Erik: Mark Liscak, the old Team Manager at Flow Snowboarding gave us great advice to sell ourselves, kind of like how Tim Humphreys does with Go Pro. We came up with the idea and had our buddy Seamus film and edit them. The original plan was to make one for each part of the season (preseason, mid, and late season) but I ended up dislocating my shoulder after the second one. But Seamus did an amazing job on them and I hope we can do more in the future. Those were some of the best days last season.

Jon: They were just a fun way to present ourselves. Unfortunately Erik got hurt and we couldn’t make the third, and definitely the best episode. 

What is one trick you know you are better at than your brother? 

Erik: Backside Rodeos. I guess I’ve always been told I have a nice, non-jock style backside rodeo.

Jon: On Erik, I have the “turbo flip” which is also called the rip flip. This is literally a board slide to nollie front flip out of a rail/ tube feature.

Erik: I’ve tried to learn that damn turbo flip, but I don’t think that will ever happen.
(Click HERE to watch Jon Overson’s Turbo Flip in their edit All Systems gOverson)

Jon: Like Erik mentioned, he has the back rodeo on lock. I might like to go upside down more frequently than him, but I know that’s one flip he has me beat at. He also can do every single press better than me too.

Any advice to riders looking to get noticed by sponsors or Snowboarding companies?

Erik: Your local shop definitely knows best. It seems like a lot of kids nowadays are more focused on getting the sponsors than actually doing the boarding. I think the best progression comes from riding with your friends. If you do it for the fun, and end up getting pretty good, you’ll get noticed. Take all the young guns at Trollhaugen now for example. Haha… most of those kids are better than me.

Jon: RIDE WITH YOUR FRIENDS! Not only will you be having fun, but you’ll be pushing each other and progressing without even knowing it. 

Click Here for Part II of Twins That Ride Tru-Twins: Erik & Jon Overson

Erik has found himself back on a more traditional Pop-Cam camber to his board by riding the White Out, while his brother Jon has been rocking the Chill & Verve with the I-Rock and EZ-Rock profile. What style of camber and profile are you riding nowadays? Is it the same camber for freeriding as it is for freestyling? We want to know. Connect with us at Flow Snowboarding via Social Media and hashtag #FlowSnowboarding.

Jed Sky’s Summer: High Cascade, Windells & Camp of Champions

9/9/2014 5:41:45 PM

Flow Snowboarding’s Jed Sky had a busy summer. While most of us snowboarders were complaining about the hot summer temperatures, screaming for the winter to come back, Sky was out there chasing the snow. This edit was a compilation of his summer sessions at Windells, High Cascade and the Camp of Champions in the Pacific Northwest. The music in the background is Gyöngyhajú lány by Omega.
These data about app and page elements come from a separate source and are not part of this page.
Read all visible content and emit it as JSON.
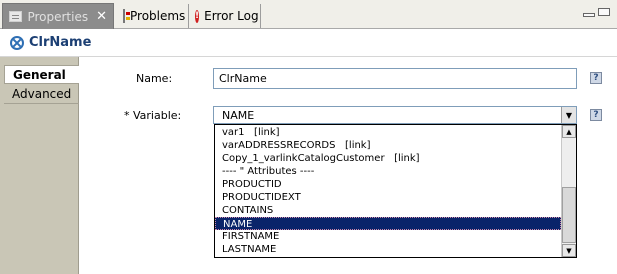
{
  "tabs": {
    "properties": "Properties",
    "problems": "Problems",
    "errorlog": "Error Log"
  },
  "header": {
    "title": "ClrName"
  },
  "sidebar": {
    "items": [
      {
        "label": "General"
      },
      {
        "label": "Advanced"
      }
    ]
  },
  "form": {
    "name_label": "Name:",
    "name_value": "ClrName",
    "variable_label": "* Variable:",
    "variable_value": "NAME",
    "help_glyph": "?"
  },
  "dropdown": {
    "options": [
      "var1   [link]",
      "varADDRESSRECORDS   [link]",
      "Copy_1_varlinkCatalogCustomer   [link]",
      "---- \" Attributes ----",
      "PRODUCTID",
      "PRODUCTIDEXT",
      "CONTAINS",
      "NAME",
      "FIRSTNAME",
      "LASTNAME"
    ],
    "selected_index": 7
  },
  "colors": {
    "selection": "#0a246a",
    "header_title": "#1c3f73",
    "sidebar_bg": "#c9c6b6"
  },
  "icons": {
    "properties_tab": "properties-icon",
    "problems_tab": "problems-icon",
    "errorlog_tab": "error-log-icon",
    "header": "close-circle-icon",
    "help": "help-icon"
  }
}
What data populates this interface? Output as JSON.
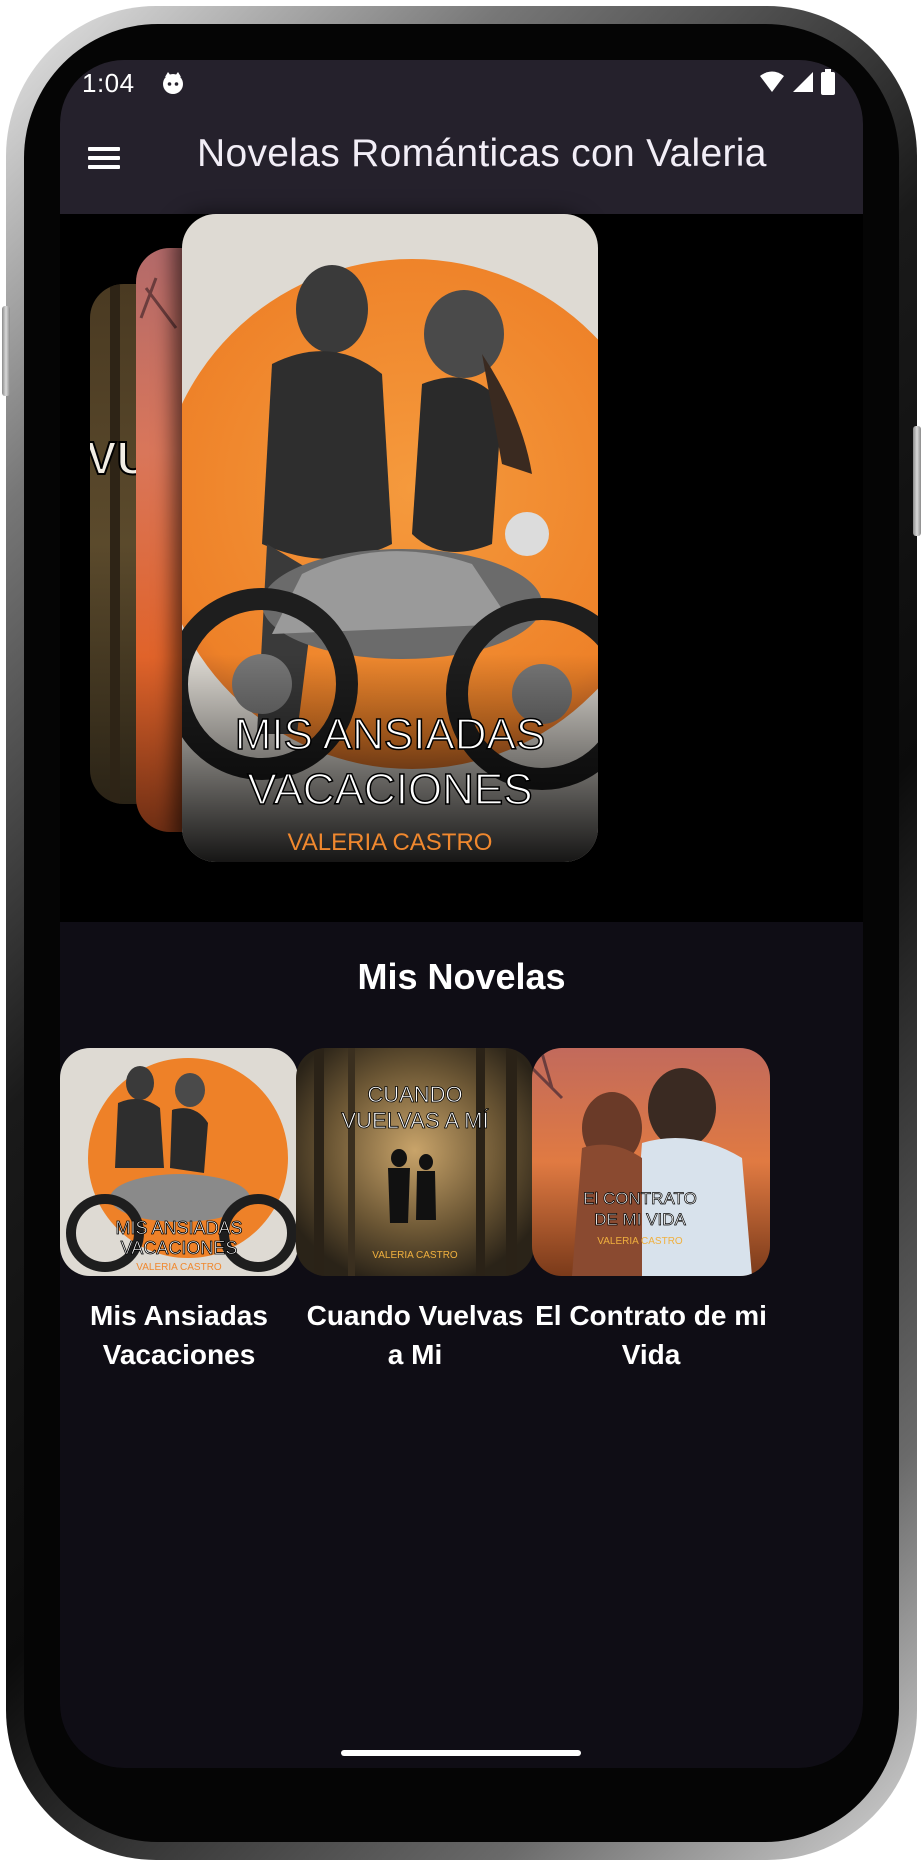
{
  "status_bar": {
    "time": "1:04"
  },
  "app_bar": {
    "title": "Novelas Románticas con Valeria"
  },
  "carousel": {
    "back_card_text": "VU",
    "front_card": {
      "title_line1": "MIS ANSIADAS",
      "title_line2": "VACACIONES",
      "author": "VALERIA CASTRO"
    }
  },
  "section": {
    "title": "Mis Novelas"
  },
  "novels": [
    {
      "title": "Mis Ansiadas Vacaciones",
      "cover_line1": "MIS ANSIADAS",
      "cover_line2": "VACACIONES",
      "cover_author": "VALERIA CASTRO"
    },
    {
      "title": "Cuando Vuelvas a Mi",
      "cover_line1": "CUANDO",
      "cover_line2": "VUELVAS A MÍ",
      "cover_author": "VALERIA CASTRO"
    },
    {
      "title": "El Contrato de mi Vida",
      "cover_line1": "El CONTRATO",
      "cover_line2": "DE MI VIDA",
      "cover_author": "VALERIA CASTRO"
    }
  ],
  "colors": {
    "app_bar": "#25212c",
    "section_bg": "#0f0d15",
    "accent_orange": "#f0882e"
  }
}
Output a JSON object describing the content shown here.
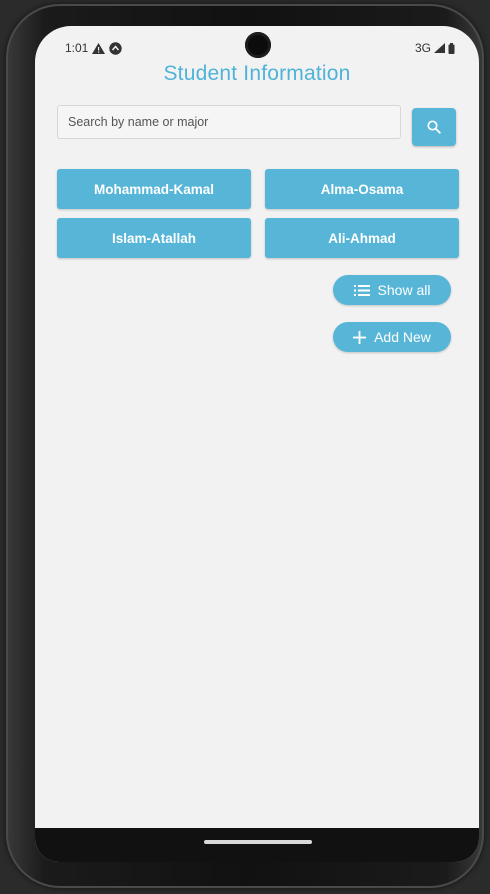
{
  "status_bar": {
    "time": "1:01",
    "network": "3G",
    "icons": [
      "warning-icon",
      "notification-icon",
      "signal-icon",
      "battery-icon"
    ]
  },
  "header": {
    "title": "Student Information"
  },
  "search": {
    "placeholder": "Search by name or major",
    "value": "",
    "button_icon": "search-icon"
  },
  "students": [
    {
      "label": "Mohammad-Kamal"
    },
    {
      "label": "Alma-Osama"
    },
    {
      "label": "Islam-Atallah"
    },
    {
      "label": "Ali-Ahmad"
    }
  ],
  "actions": {
    "show_all": {
      "label": "Show all",
      "icon": "list-icon"
    },
    "add_new": {
      "label": "Add New",
      "icon": "plus-icon"
    }
  },
  "colors": {
    "accent": "#57b6d8",
    "title": "#4fb3d9",
    "background": "#f2f2f2"
  }
}
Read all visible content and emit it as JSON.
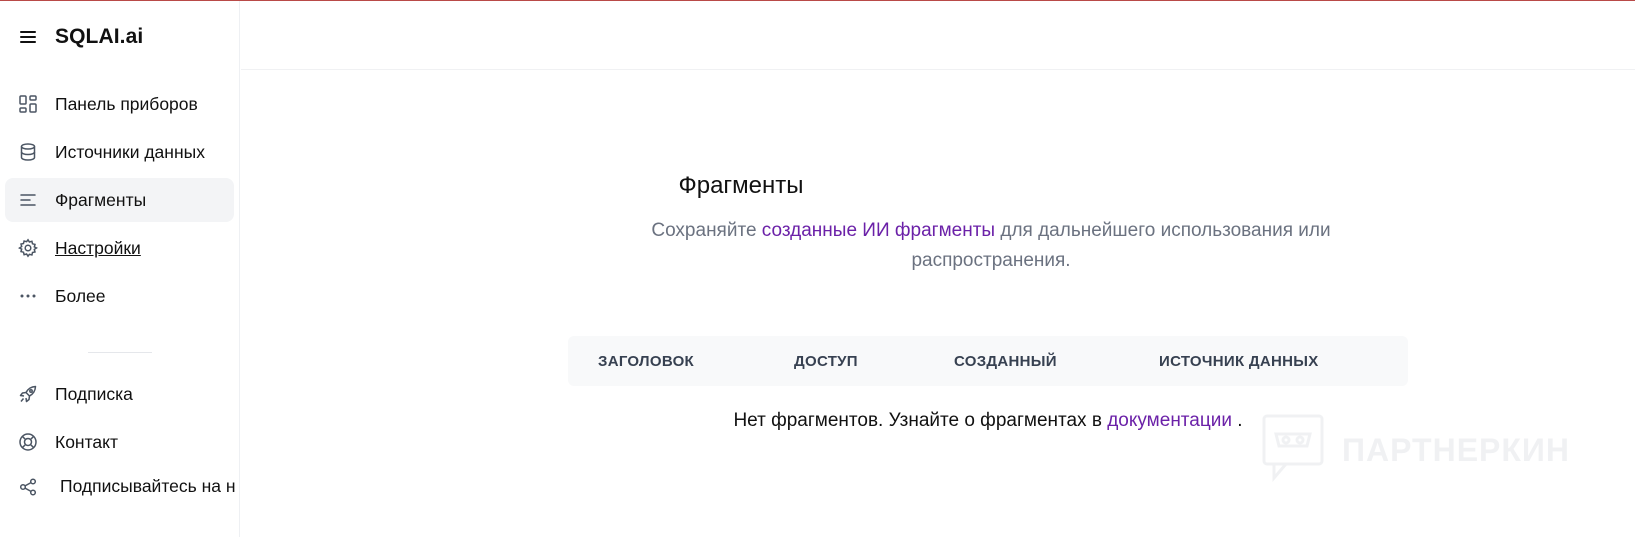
{
  "app": {
    "title": "SQLAI.ai"
  },
  "sidebar": {
    "items": [
      {
        "label": "Панель приборов",
        "icon": "dashboard-icon"
      },
      {
        "label": "Источники данных",
        "icon": "database-icon"
      },
      {
        "label": "Фрагменты",
        "icon": "list-icon",
        "active": true
      },
      {
        "label": "Настройки",
        "icon": "gear-icon"
      },
      {
        "label": "Более",
        "icon": "more-icon"
      }
    ],
    "bottom_items": [
      {
        "label": "Подписка",
        "icon": "rocket-icon"
      },
      {
        "label": "Контакт",
        "icon": "lifebuoy-icon"
      },
      {
        "label": "Подписывайтесь на н",
        "icon": "share-icon"
      }
    ]
  },
  "main": {
    "title": "Фрагменты",
    "subtitle_prefix": "Сохраняйте ",
    "subtitle_link": "созданные ИИ фрагменты",
    "subtitle_suffix": " для дальнейшего использования или распространения.",
    "table": {
      "columns": [
        "ЗАГОЛОВОК",
        "ДОСТУП",
        "СОЗДАННЫЙ",
        "ИСТОЧНИК ДАННЫХ"
      ]
    },
    "empty_prefix": "Нет фрагментов. Узнайте о фрагментах в ",
    "empty_link": "документации",
    "empty_suffix": " ."
  },
  "watermark": {
    "text": "ПАРТНЕРКИН"
  },
  "colors": {
    "accent": "#6b21a8",
    "muted": "#6b7280",
    "active_bg": "#f3f4f6"
  }
}
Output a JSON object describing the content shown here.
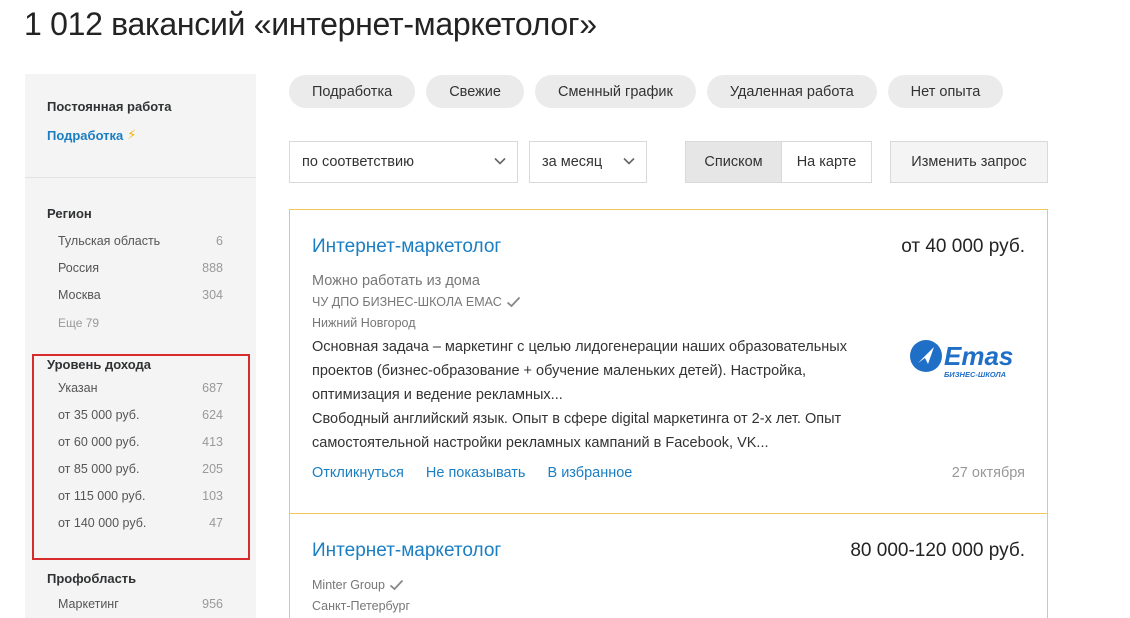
{
  "page_title": "1 012 вакансий «интернет-маркетолог»",
  "colors": {
    "link": "#1a7ec3",
    "accent_border": "#f0c85a",
    "highlight_box": "#d72a2a",
    "bolt": "#f0b400"
  },
  "sidebar": {
    "employment_heading": "Постоянная работа",
    "parttime_link": "Подработка",
    "region": {
      "heading": "Регион",
      "items": [
        {
          "label": "Тульская область",
          "count": "6"
        },
        {
          "label": "Россия",
          "count": "888"
        },
        {
          "label": "Москва",
          "count": "304"
        }
      ],
      "more": "Еще 79"
    },
    "income": {
      "heading": "Уровень дохода",
      "items": [
        {
          "label": "Указан",
          "count": "687"
        },
        {
          "label": "от 35 000 руб.",
          "count": "624"
        },
        {
          "label": "от 60 000 руб.",
          "count": "413"
        },
        {
          "label": "от 85 000 руб.",
          "count": "205"
        },
        {
          "label": "от 115 000 руб.",
          "count": "103"
        },
        {
          "label": "от 140 000 руб.",
          "count": "47"
        }
      ]
    },
    "profarea": {
      "heading": "Профобласть",
      "items": [
        {
          "label": "Маркетинг",
          "count": "956"
        }
      ]
    }
  },
  "chips": [
    "Подработка",
    "Свежие",
    "Сменный график",
    "Удаленная работа",
    "Нет опыта"
  ],
  "controls": {
    "sort_value": "по соответствию",
    "period_value": "за месяц",
    "view_list": "Списком",
    "view_map": "На карте",
    "change_query": "Изменить запрос"
  },
  "vacancies": [
    {
      "title": "Интернет-маркетолог",
      "salary": "от 40 000 руб.",
      "remote": "Можно работать из дома",
      "company": "ЧУ ДПО БИЗНЕС-ШКОЛА ЕМАС",
      "city": "Нижний Новгород",
      "desc_lines": [
        "Основная задача – маркетинг с целью лидогенерации наших образовательных",
        "проектов (бизнес-образование + обучение маленьких детей). Настройка,",
        "оптимизация и ведение рекламных...",
        "Свободный английский язык. Опыт в сфере digital маркетинга от 2-х лет. Опыт",
        "самостоятельной настройки рекламных кампаний в Facebook, VK..."
      ],
      "actions": [
        "Откликнуться",
        "Не показывать",
        "В избранное"
      ],
      "date": "27 октября",
      "logo": {
        "name": "Emas",
        "tagline": "БИЗНЕС-ШКОЛА"
      }
    },
    {
      "title": "Интернет-маркетолог",
      "salary": "80 000-120 000 руб.",
      "company": "Minter Group",
      "city": "Санкт-Петербург"
    }
  ]
}
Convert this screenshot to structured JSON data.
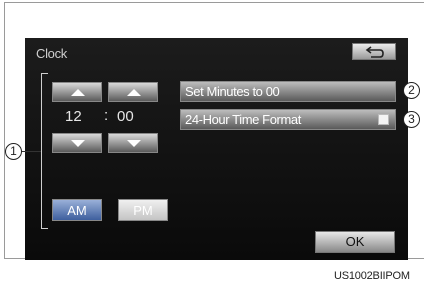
{
  "screen": {
    "title": "Clock",
    "back_icon": "return-arrow-icon"
  },
  "clock": {
    "hour": "12",
    "separator": ":",
    "minute": "00",
    "hour_up_icon": "triangle-up-icon",
    "hour_down_icon": "triangle-down-icon",
    "minute_up_icon": "triangle-up-icon",
    "minute_down_icon": "triangle-down-icon",
    "am_label": "AM",
    "pm_label": "PM",
    "selected_period": "AM"
  },
  "options": {
    "set_minutes_label": "Set Minutes to 00",
    "format_label": "24-Hour Time Format",
    "format_enabled": false
  },
  "ok_label": "OK",
  "callouts": {
    "one": "1",
    "two": "2",
    "three": "3"
  },
  "caption": "US1002BIIPOM",
  "colors": {
    "screen_bg": "#111111",
    "am_active": "#3e5f9e",
    "button_gray": "#8a8a8a"
  }
}
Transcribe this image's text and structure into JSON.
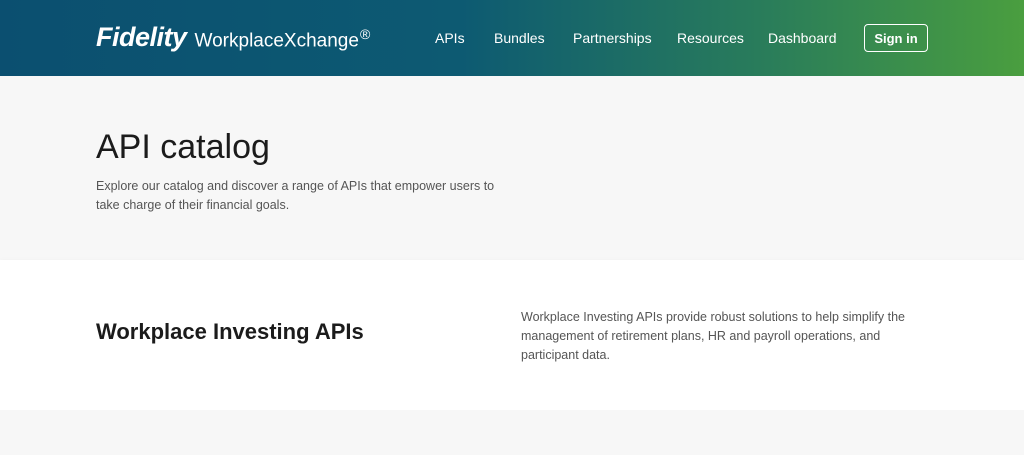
{
  "header": {
    "brand": "Fidelity",
    "product": "WorkplaceXchange",
    "registered": "®",
    "nav": [
      {
        "label": "APIs"
      },
      {
        "label": "Bundles"
      },
      {
        "label": "Partnerships"
      },
      {
        "label": "Resources"
      },
      {
        "label": "Dashboard"
      }
    ],
    "signin_label": "Sign in"
  },
  "hero": {
    "title": "API catalog",
    "description": "Explore our catalog and discover a range of APIs that empower users to take charge of their financial goals."
  },
  "section": {
    "title": "Workplace Investing APIs",
    "description": "Workplace Investing APIs provide robust solutions to help simplify the management of retirement plans, HR and payroll operations, and participant data."
  },
  "colors": {
    "header_start": "#0b4f70",
    "header_end": "#4a9e3f",
    "text_dark": "#1b1b1b",
    "text_muted": "#555555"
  }
}
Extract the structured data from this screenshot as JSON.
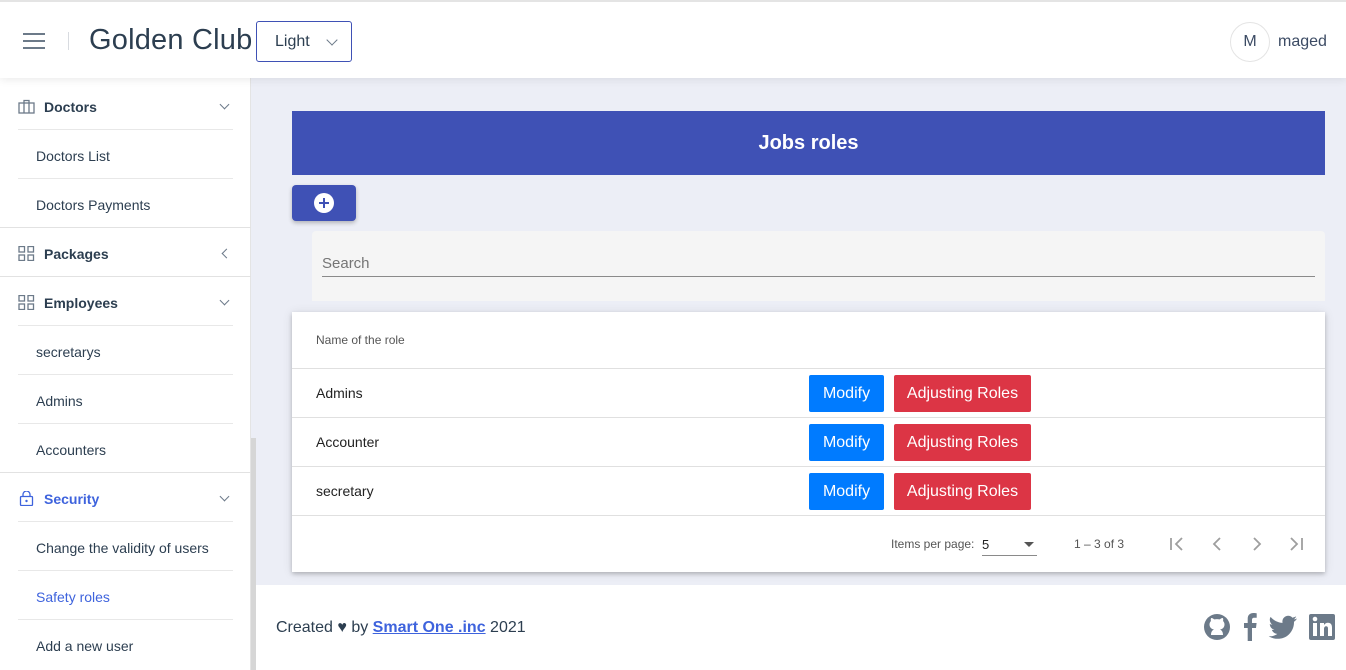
{
  "header": {
    "title": "Golden Club",
    "theme_value": "Light",
    "avatar_initial": "M",
    "username": "maged"
  },
  "sidebar": {
    "items": [
      {
        "label": "Doctors",
        "type": "group",
        "icon": "briefcase-icon",
        "chevron": "down"
      },
      {
        "label": "Doctors List",
        "type": "sub"
      },
      {
        "label": "Doctors Payments",
        "type": "sub"
      },
      {
        "label": "Packages",
        "type": "group",
        "icon": "grid-icon",
        "chevron": "left"
      },
      {
        "label": "Employees",
        "type": "group",
        "icon": "grid-icon",
        "chevron": "down"
      },
      {
        "label": "secretarys",
        "type": "sub"
      },
      {
        "label": "Admins",
        "type": "sub"
      },
      {
        "label": "Accounters",
        "type": "sub"
      },
      {
        "label": "Security",
        "type": "group",
        "icon": "lock-icon",
        "chevron": "down",
        "active": true
      },
      {
        "label": "Change the validity of users",
        "type": "sub"
      },
      {
        "label": "Safety roles",
        "type": "sub",
        "active": true
      },
      {
        "label": "Add a new user",
        "type": "sub"
      }
    ]
  },
  "main": {
    "banner_title": "Jobs roles",
    "add_icon": "plus-circle-icon",
    "search_placeholder": "Search",
    "table": {
      "columns": [
        "Name of the role"
      ],
      "rows": [
        {
          "name": "Admins",
          "modify_label": "Modify",
          "adjust_label": "Adjusting Roles"
        },
        {
          "name": "Accounter",
          "modify_label": "Modify",
          "adjust_label": "Adjusting Roles"
        },
        {
          "name": "secretary",
          "modify_label": "Modify",
          "adjust_label": "Adjusting Roles"
        }
      ]
    },
    "paginator": {
      "items_per_page_label": "Items per page:",
      "page_size": "5",
      "range_label": "1 – 3 of 3"
    }
  },
  "footer": {
    "created": "Created ♥ by",
    "company": "Smart One .inc",
    "year": "2021",
    "social_icons": [
      "github-icon",
      "facebook-icon",
      "twitter-icon",
      "linkedin-icon"
    ]
  },
  "colors": {
    "primary": "#3f51b5",
    "modify": "#007bff",
    "adjust": "#dc3545",
    "link": "#3e63dd",
    "background": "#eceef6"
  }
}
Did you get a chance to do any summer snowboarding? Did you make it to Mt. Hood, Woodward, Whistler… or even abroad to ride the indoor parks? Check out our previous blogs on North American summer snowboarding along with Europe’s indoor snowboarding. Let us know, hit us up at Flow Snowboarding via Social Media and hashtag #FlowSnowboarding.